SUPPLIED DATA

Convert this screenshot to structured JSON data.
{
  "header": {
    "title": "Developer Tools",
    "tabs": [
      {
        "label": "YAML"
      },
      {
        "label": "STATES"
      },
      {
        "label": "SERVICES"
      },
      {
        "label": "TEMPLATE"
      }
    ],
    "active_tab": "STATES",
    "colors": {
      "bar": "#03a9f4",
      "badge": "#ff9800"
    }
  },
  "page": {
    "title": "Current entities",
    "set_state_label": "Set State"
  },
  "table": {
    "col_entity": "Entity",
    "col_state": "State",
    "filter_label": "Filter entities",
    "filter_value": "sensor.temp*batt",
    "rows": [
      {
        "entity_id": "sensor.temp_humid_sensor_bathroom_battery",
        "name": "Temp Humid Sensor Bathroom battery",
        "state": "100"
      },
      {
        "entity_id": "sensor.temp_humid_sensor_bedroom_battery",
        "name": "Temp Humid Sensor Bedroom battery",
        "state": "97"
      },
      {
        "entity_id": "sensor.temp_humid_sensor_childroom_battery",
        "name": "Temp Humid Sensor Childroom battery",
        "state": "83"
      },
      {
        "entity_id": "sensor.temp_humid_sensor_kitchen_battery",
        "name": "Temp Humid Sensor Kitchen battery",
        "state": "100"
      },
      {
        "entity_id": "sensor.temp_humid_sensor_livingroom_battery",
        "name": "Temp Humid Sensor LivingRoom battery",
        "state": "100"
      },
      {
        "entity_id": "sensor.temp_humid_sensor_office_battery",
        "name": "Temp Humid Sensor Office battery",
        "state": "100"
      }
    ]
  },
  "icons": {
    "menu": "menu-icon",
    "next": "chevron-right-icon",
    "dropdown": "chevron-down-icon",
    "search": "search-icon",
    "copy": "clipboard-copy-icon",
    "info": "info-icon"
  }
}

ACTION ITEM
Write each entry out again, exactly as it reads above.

REPLY
Convert this screenshot to structured JSON data.
{
  "header": {
    "title": "Developer Tools",
    "tabs": [
      {
        "label": "YAML"
      },
      {
        "label": "STATES"
      },
      {
        "label": "SERVICES"
      },
      {
        "label": "TEMPLATE"
      }
    ],
    "active_tab": "STATES",
    "colors": {
      "bar": "#03a9f4",
      "badge": "#ff9800"
    }
  },
  "page": {
    "title": "Current entities",
    "set_state_label": "Set State"
  },
  "table": {
    "col_entity": "Entity",
    "col_state": "State",
    "filter_label": "Filter entities",
    "filter_value": "sensor.temp*batt",
    "rows": [
      {
        "entity_id": "sensor.temp_humid_sensor_bathroom_battery",
        "name": "Temp Humid Sensor Bathroom battery",
        "state": "100"
      },
      {
        "entity_id": "sensor.temp_humid_sensor_bedroom_battery",
        "name": "Temp Humid Sensor Bedroom battery",
        "state": "97"
      },
      {
        "entity_id": "sensor.temp_humid_sensor_childroom_battery",
        "name": "Temp Humid Sensor Childroom battery",
        "state": "83"
      },
      {
        "entity_id": "sensor.temp_humid_sensor_kitchen_battery",
        "name": "Temp Humid Sensor Kitchen battery",
        "state": "100"
      },
      {
        "entity_id": "sensor.temp_humid_sensor_livingroom_battery",
        "name": "Temp Humid Sensor LivingRoom battery",
        "state": "100"
      },
      {
        "entity_id": "sensor.temp_humid_sensor_office_battery",
        "name": "Temp Humid Sensor Office battery",
        "state": "100"
      }
    ]
  },
  "icons": {
    "menu": "menu-icon",
    "next": "chevron-right-icon",
    "dropdown": "chevron-down-icon",
    "search": "search-icon",
    "copy": "clipboard-copy-icon",
    "info": "info-icon"
  }
}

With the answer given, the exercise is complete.